* _Work instruction_: Your copy should match the entries exactly, except that it holds no pictures.

* _Provided records_:
- Opening Delimiter -

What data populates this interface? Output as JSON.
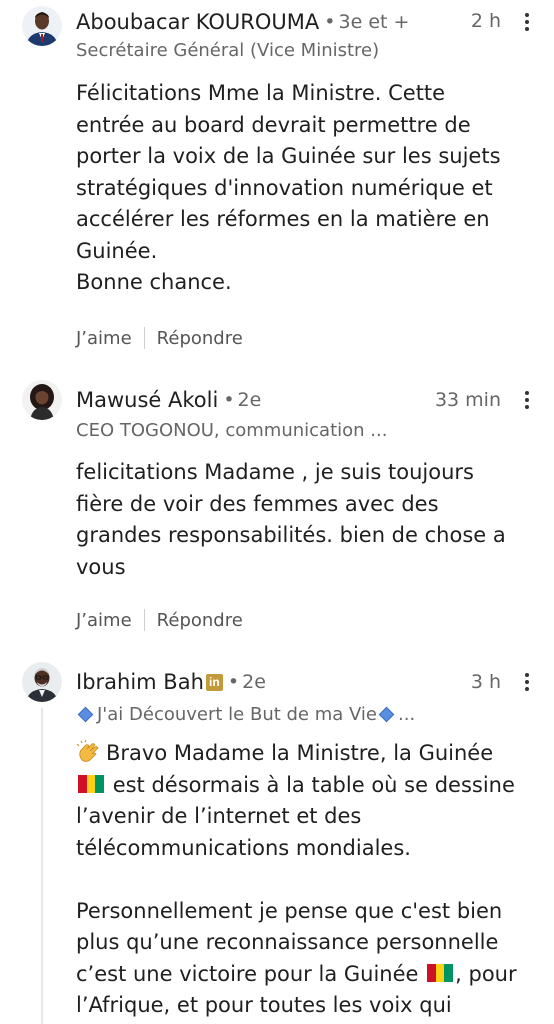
{
  "comments": [
    {
      "name": "Aboubacar KOUROUMA",
      "degree": "3e et +",
      "time": "2 h",
      "headline": "Secrétaire Général (Vice Ministre)",
      "body_lines": [
        "Félicitations Mme la Ministre. Cette",
        "entrée au board devrait permettre de",
        "porter la voix de la Guinée sur les sujets",
        "stratégiques d'innovation numérique et",
        "accélérer les réformes en la matière en",
        "Guinée.",
        "Bonne chance."
      ],
      "like_label": "J’aime",
      "reply_label": "Répondre"
    },
    {
      "name": "Mawusé Akoli",
      "degree": "2e",
      "time": "33 min",
      "headline": "CEO TOGONOU, communication ...",
      "body_lines": [
        "felicitations Madame , je suis toujours",
        "fière de voir des femmes avec des",
        "grandes responsabilités. bien de chose a",
        "vous"
      ],
      "like_label": "J’aime",
      "reply_label": "Répondre"
    },
    {
      "name": "Ibrahim Bah",
      "badge": "in",
      "degree": "2e",
      "time": "3 h",
      "headline": "J'ai Découvert le But de ma Vie",
      "headline_suffix": "...",
      "body": {
        "line1": "Bravo Madame la Ministre, la Guinée",
        "line2": "est désormais à la table où se dessine",
        "line3": "l’avenir de l’internet et des",
        "line4": "télécommunications mondiales.",
        "line6": "Personnellement je pense que c'est bien",
        "line7": "plus qu’une reconnaissance personnelle",
        "line8a": "c’est une victoire pour la Guinée",
        "line8b": ", pour",
        "line9": "l’Afrique, et pour toutes les voix qui"
      }
    }
  ],
  "colors": {
    "text": "#1f1f1f",
    "secondary": "#666666",
    "guinea_flag": [
      "#ce1126",
      "#fcd116",
      "#009460"
    ],
    "linkedin_badge": "#c39a3a",
    "diamond": "#5a8ee0"
  },
  "icons": [
    "more-vertical-icon",
    "linkedin-badge-icon",
    "diamond-icon",
    "clapping-hands-icon",
    "guinea-flag-icon"
  ]
}
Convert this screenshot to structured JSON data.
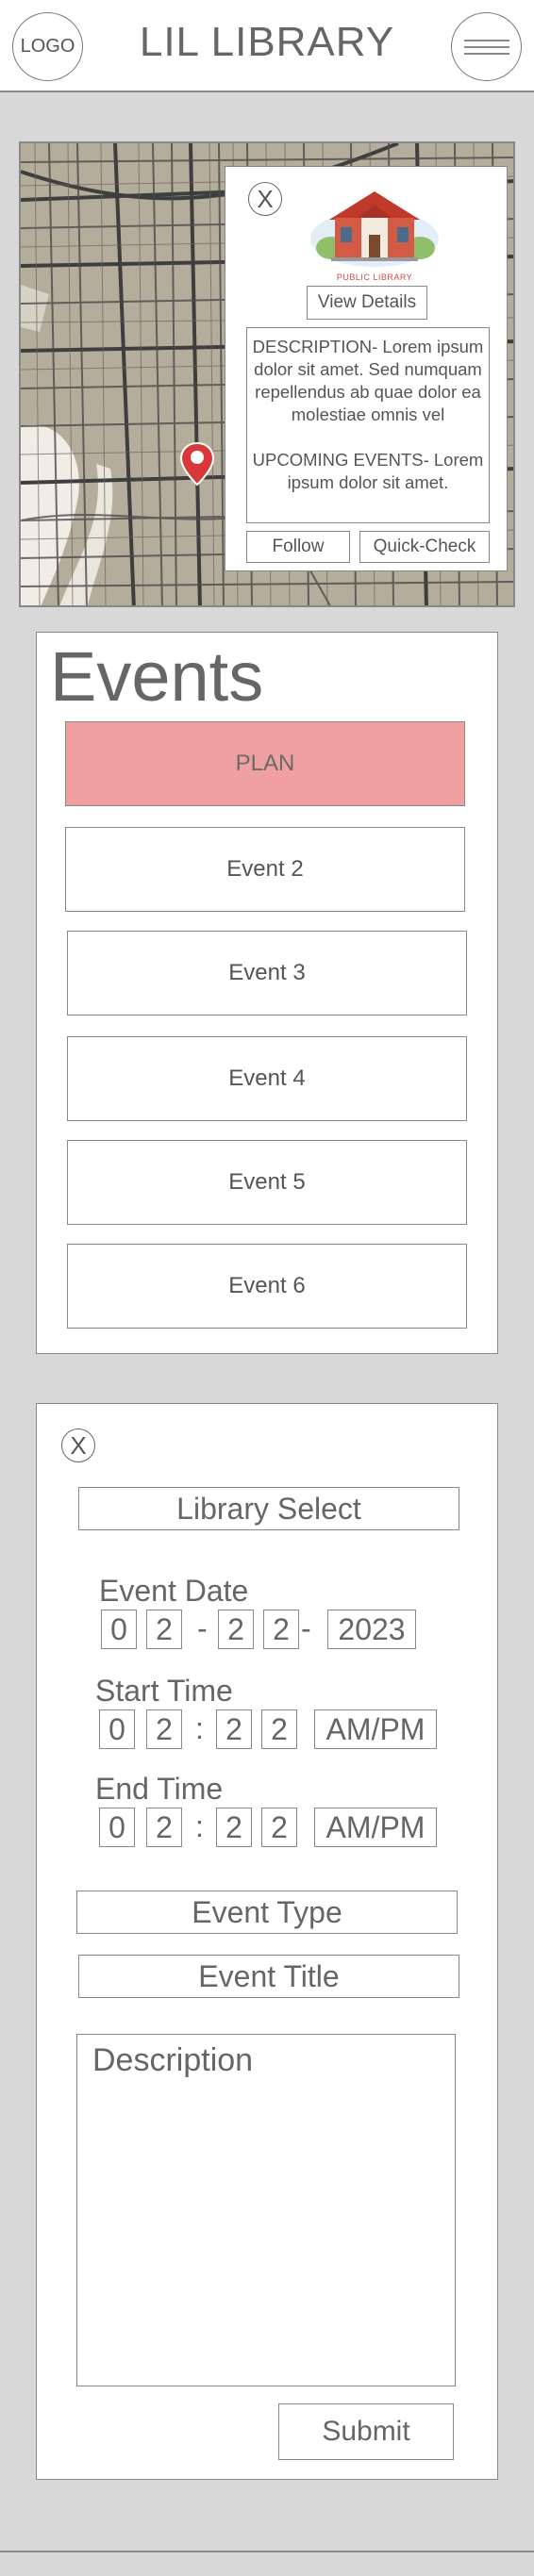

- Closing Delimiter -

* _Response for this exercise_:
What data populates this interface? Output as JSON.
{
  "comments": [
    {
      "name": "Aboubacar KOUROUMA",
      "degree": "3e et +",
      "time": "2 h",
      "headline": "Secrétaire Général (Vice Ministre)",
      "body_lines": [
        "Félicitations Mme la Ministre. Cette",
        "entrée au board devrait permettre de",
        "porter la voix de la Guinée sur les sujets",
        "stratégiques d'innovation numérique et",
        "accélérer les réformes en la matière en",
        "Guinée.",
        "Bonne chance."
      ],
      "like_label": "J’aime",
      "reply_label": "Répondre"
    },
    {
      "name": "Mawusé Akoli",
      "degree": "2e",
      "time": "33 min",
      "headline": "CEO TOGONOU, communication ...",
      "body_lines": [
        "felicitations Madame , je suis toujours",
        "fière de voir des femmes avec des",
        "grandes responsabilités. bien de chose a",
        "vous"
      ],
      "like_label": "J’aime",
      "reply_label": "Répondre"
    },
    {
      "name": "Ibrahim Bah",
      "badge": "in",
      "degree": "2e",
      "time": "3 h",
      "headline": "J'ai Découvert le But de ma Vie",
      "headline_suffix": "...",
      "body": {
        "line1": "Bravo Madame la Ministre, la Guinée",
        "line2": "est désormais à la table où se dessine",
        "line3": "l’avenir de l’internet et des",
        "line4": "télécommunications mondiales.",
        "line6": "Personnellement je pense que c'est bien",
        "line7": "plus qu’une reconnaissance personnelle",
        "line8a": "c’est une victoire pour la Guinée",
        "line8b": ", pour",
        "line9": "l’Afrique, et pour toutes les voix qui"
      }
    }
  ],
  "colors": {
    "text": "#1f1f1f",
    "secondary": "#666666",
    "guinea_flag": [
      "#ce1126",
      "#fcd116",
      "#009460"
    ],
    "linkedin_badge": "#c39a3a",
    "diamond": "#5a8ee0"
  },
  "icons": [
    "more-vertical-icon",
    "linkedin-badge-icon",
    "diamond-icon",
    "clapping-hands-icon",
    "guinea-flag-icon"
  ]
}
Convert this screenshot to structured JSON data.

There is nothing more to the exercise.